Is there a number 1 pencil?

I’ve got a number 1 pencil, that works okay. I don’t like the size and shape of the Number 1, but we do have one at home.

A little bit, yes! When I was little, I read A New Kind of Science by David Hilbert. That really made a big impression on my thinking and helped me a lot with my numbers from there. I didn’t study this very much, but I was always in favor of using the integers. We did not have to do a lot of work on figuring out what they are.

I also read quite a bit of the work by Thomas Leibniz, including his Theorem for Integers, the Leibniz’s Algorithm and some of his Mathematical Demonstrations. I took a lot of mathematical concepts to heart and I’ve also studied and worked pretty much with the number systems of the USA and some of the European countries. Some of the stuff I had never heard before: decimal points are decimal fractions, there are only two ways to go from 0 to 1.

Who has made the most influential contributions to algebraics?

There is an amazing number of them! But I would start with a list! In addition to Hilbert and Leibniz there were G.H. Hardy, John Dalton, Robert Klein. Then we have Albert Einstein but he had a great influence on algebra. And you know, of course, there’s all sorts I missed. I can’t list them all, so I would say Albert Einstein and I would start with number two.

How did you become interested in algebraic mathematics?

I took an undergraduate course in it in high school, then took a chemistry-mathematics course, then went to university.

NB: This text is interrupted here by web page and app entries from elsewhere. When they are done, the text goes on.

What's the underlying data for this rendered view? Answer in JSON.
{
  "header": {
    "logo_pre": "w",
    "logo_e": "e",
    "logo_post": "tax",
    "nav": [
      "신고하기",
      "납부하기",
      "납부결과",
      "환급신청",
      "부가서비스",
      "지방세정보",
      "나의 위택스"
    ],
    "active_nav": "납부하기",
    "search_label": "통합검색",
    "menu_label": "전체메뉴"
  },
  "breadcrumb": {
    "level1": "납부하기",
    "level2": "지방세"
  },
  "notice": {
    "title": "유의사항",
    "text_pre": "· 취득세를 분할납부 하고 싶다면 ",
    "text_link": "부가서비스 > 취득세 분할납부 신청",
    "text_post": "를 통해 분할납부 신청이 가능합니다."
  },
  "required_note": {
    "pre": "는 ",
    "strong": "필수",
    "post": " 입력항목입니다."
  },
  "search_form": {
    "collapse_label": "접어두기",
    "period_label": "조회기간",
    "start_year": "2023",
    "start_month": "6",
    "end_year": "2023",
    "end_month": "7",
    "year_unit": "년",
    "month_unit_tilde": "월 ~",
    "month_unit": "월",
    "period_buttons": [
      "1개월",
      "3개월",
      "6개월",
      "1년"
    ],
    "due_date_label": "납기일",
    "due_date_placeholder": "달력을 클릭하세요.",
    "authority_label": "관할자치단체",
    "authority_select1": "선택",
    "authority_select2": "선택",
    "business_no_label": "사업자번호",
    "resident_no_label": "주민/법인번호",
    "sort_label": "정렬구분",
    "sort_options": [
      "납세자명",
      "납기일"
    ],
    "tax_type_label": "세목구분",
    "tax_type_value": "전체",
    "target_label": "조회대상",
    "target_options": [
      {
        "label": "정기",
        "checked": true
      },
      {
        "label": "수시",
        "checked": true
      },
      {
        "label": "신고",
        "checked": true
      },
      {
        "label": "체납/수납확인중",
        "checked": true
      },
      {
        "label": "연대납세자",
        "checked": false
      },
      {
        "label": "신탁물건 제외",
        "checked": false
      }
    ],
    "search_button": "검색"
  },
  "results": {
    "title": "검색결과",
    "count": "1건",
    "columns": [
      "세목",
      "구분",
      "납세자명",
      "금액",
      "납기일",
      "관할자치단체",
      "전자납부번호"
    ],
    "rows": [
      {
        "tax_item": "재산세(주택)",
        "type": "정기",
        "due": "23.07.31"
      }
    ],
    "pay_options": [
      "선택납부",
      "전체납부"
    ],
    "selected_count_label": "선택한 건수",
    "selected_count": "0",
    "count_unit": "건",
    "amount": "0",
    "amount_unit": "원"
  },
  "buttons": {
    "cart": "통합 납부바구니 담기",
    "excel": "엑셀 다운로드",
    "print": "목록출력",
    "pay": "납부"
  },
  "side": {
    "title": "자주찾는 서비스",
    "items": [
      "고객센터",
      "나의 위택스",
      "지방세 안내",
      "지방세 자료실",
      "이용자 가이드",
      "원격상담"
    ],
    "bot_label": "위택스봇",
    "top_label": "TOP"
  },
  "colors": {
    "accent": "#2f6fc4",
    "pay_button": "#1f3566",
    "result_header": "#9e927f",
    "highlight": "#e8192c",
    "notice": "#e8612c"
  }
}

One of the things that gave me an interest in math was knowing the letters ‘a’ to ‘z’ in the Roman alphabet.

Do you use calculus for calculations?

I do calculus, and I am in charge of computing everything that I’m doing with computers.